* EXERCISE DATA:
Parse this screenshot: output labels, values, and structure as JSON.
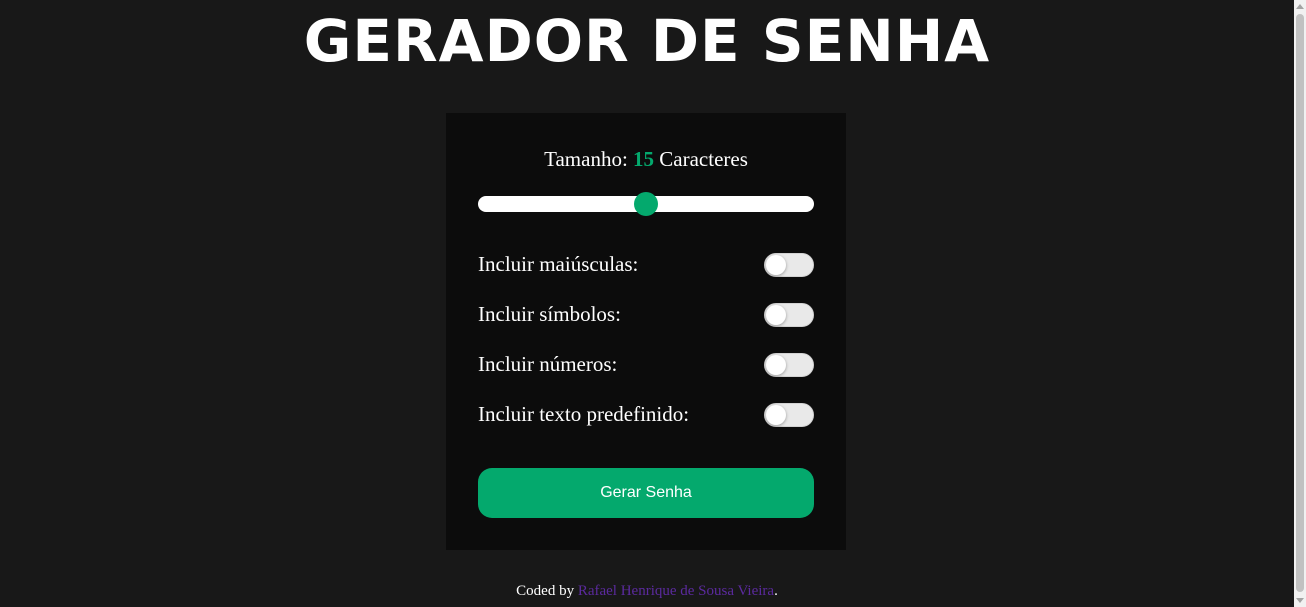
{
  "header": {
    "title": "GERADOR DE SENHA"
  },
  "card": {
    "size_prefix": "Tamanho:",
    "size_value": "15",
    "size_suffix": "Caracteres",
    "slider_fraction": 0.5,
    "options": [
      {
        "label": "Incluir maiúsculas:",
        "checked": false
      },
      {
        "label": "Incluir símbolos:",
        "checked": false
      },
      {
        "label": "Incluir números:",
        "checked": false
      },
      {
        "label": "Incluir texto predefinido:",
        "checked": false
      }
    ],
    "generate_label": "Gerar Senha"
  },
  "footer": {
    "prefix": "Coded by",
    "author": "Rafael Henrique de Sousa Vieira",
    "suffix": "."
  },
  "colors": {
    "background": "#181818",
    "card": "#0c0c0c",
    "accent": "#04a96d",
    "link": "#5b2a9e"
  }
}
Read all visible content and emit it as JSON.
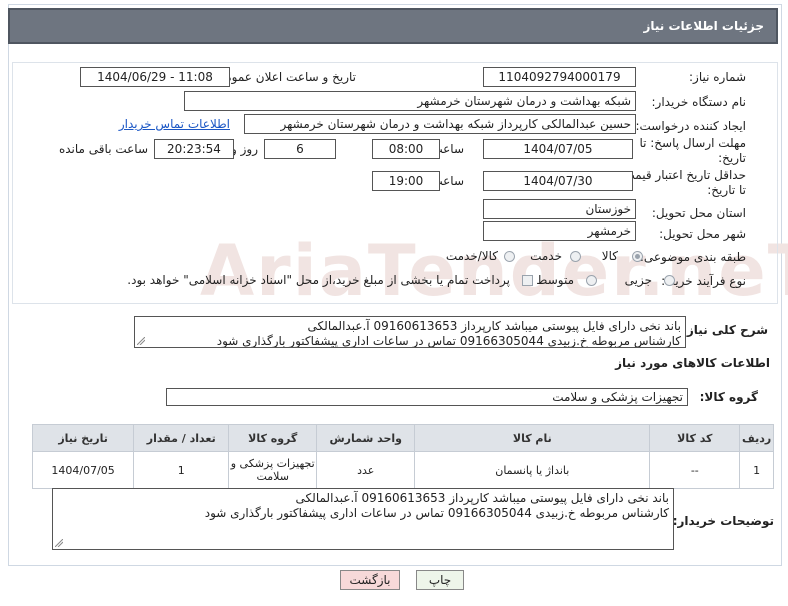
{
  "header": {
    "title": "جزئیات اطلاعات نیاز"
  },
  "fields": {
    "need_number_label": "شماره نیاز:",
    "need_number": "1104092794000179",
    "announce_label": "تاریخ و ساعت اعلان عمومی:",
    "announce_value": "1404/06/29 - 11:08",
    "buyer_org_label": "نام دستگاه خریدار:",
    "buyer_org": "شبکه بهداشت و درمان شهرستان خرمشهر",
    "creator_label": "ایجاد کننده درخواست:",
    "creator": "حسین عبدالمالکی کارپرداز شبکه بهداشت و درمان شهرستان خرمشهر",
    "contact_link": "اطلاعات تماس خریدار",
    "deadline_label_1": "مهلت ارسال پاسخ: تا",
    "deadline_label_2": "تاریخ:",
    "deadline_date": "1404/07/05",
    "time_label": "ساعت",
    "deadline_time": "08:00",
    "days": "6",
    "days_label": "روز و",
    "remaining": "20:23:54",
    "remaining_label": "ساعت باقی مانده",
    "validity_label_1": "حداقل تاریخ اعتبار قیمت:",
    "validity_label_2": "تا تاریخ:",
    "validity_date": "1404/07/30",
    "validity_time": "19:00",
    "province_label": "استان محل تحویل:",
    "province": "خوزستان",
    "city_label": "شهر محل تحویل:",
    "city": "خرمشهر",
    "category_label": "طبقه بندی موضوعی:",
    "category_options": [
      "کالا",
      "خدمت",
      "کالا/خدمت"
    ],
    "process_label": "نوع فرآیند خرید :",
    "process_options": [
      "جزیی",
      "متوسط"
    ],
    "payment_note": "پرداخت تمام یا بخشی از مبلغ خرید،از محل \"اسناد خزانه اسلامی\" خواهد بود."
  },
  "description": {
    "label": "شرح کلی نیاز:",
    "line1": "باند نخی دارای فایل پیوستی میباشد کارپرداز 09160613653 آ.عبدالمالکی",
    "line2": "کارشناس مربوطه خ.زبیدی 09166305044 تماس در ساعات اداری پیشفاکتور بارگذاری شود"
  },
  "goods": {
    "section_title": "اطلاعات کالاهای مورد نیاز",
    "group_label": "گروه کالا:",
    "group_value": "تجهیزات پزشکی و سلامت",
    "columns": [
      "ردیف",
      "کد کالا",
      "نام کالا",
      "واحد شمارش",
      "گروه کالا",
      "تعداد / مقدار",
      "تاریخ نیاز"
    ],
    "rows": [
      {
        "row": "1",
        "code": "--",
        "name": "بانداژ یا پانسمان",
        "unit": "عدد",
        "group": "تجهیزات پزشکی و سلامت",
        "qty": "1",
        "date": "1404/07/05"
      }
    ]
  },
  "buyer_notes": {
    "label": "توضیحات خریدار:",
    "line1": "باند نخی دارای فایل پیوستی میباشد کارپرداز 09160613653 آ.عبدالمالکی",
    "line2": "کارشناس مربوطه خ.زبیدی 09166305044 تماس در ساعات اداری پیشفاکتور بارگذاری شود"
  },
  "buttons": {
    "print": "چاپ",
    "back": "بازگشت"
  },
  "watermark": "AriaTender.neT",
  "colors": {
    "header_bg": "#6e7580",
    "link": "#1a56c5",
    "back_btn_bg": "#f7d9d9"
  }
}
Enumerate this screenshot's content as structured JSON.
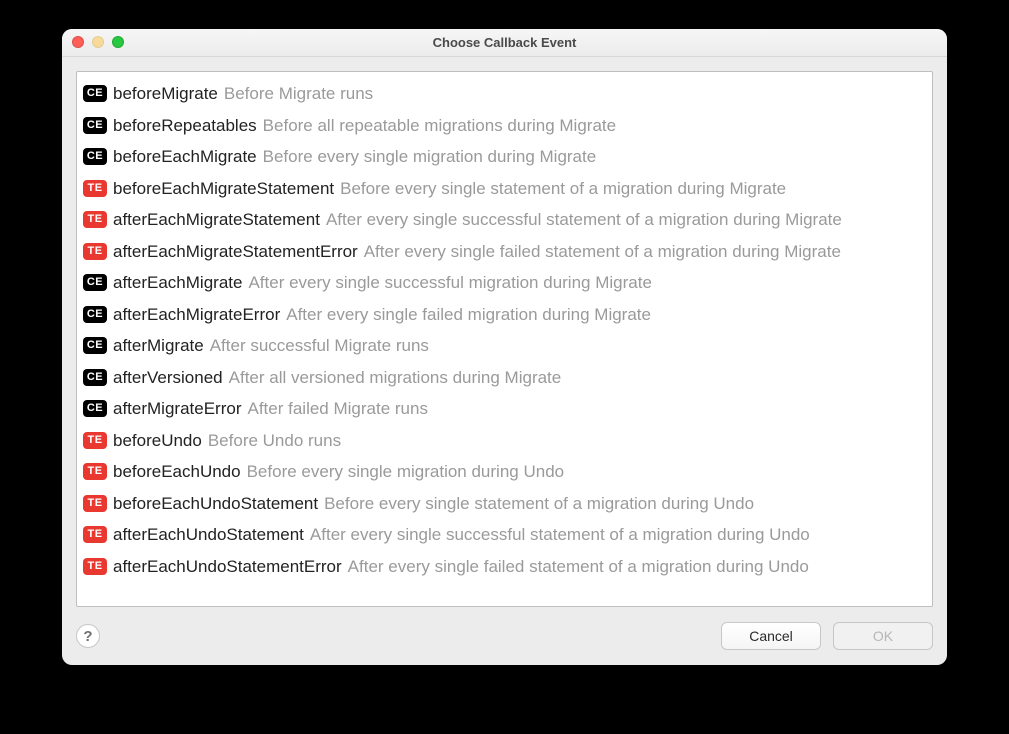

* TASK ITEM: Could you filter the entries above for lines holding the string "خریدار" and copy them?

* SOLUTION TO THE EXERCISE:
    "buyer_org_label": "نام دستگاه خریدار:",
    "contact_link": "اطلاعات تماس خریدار",
    "label": "توضیحات خریدار:",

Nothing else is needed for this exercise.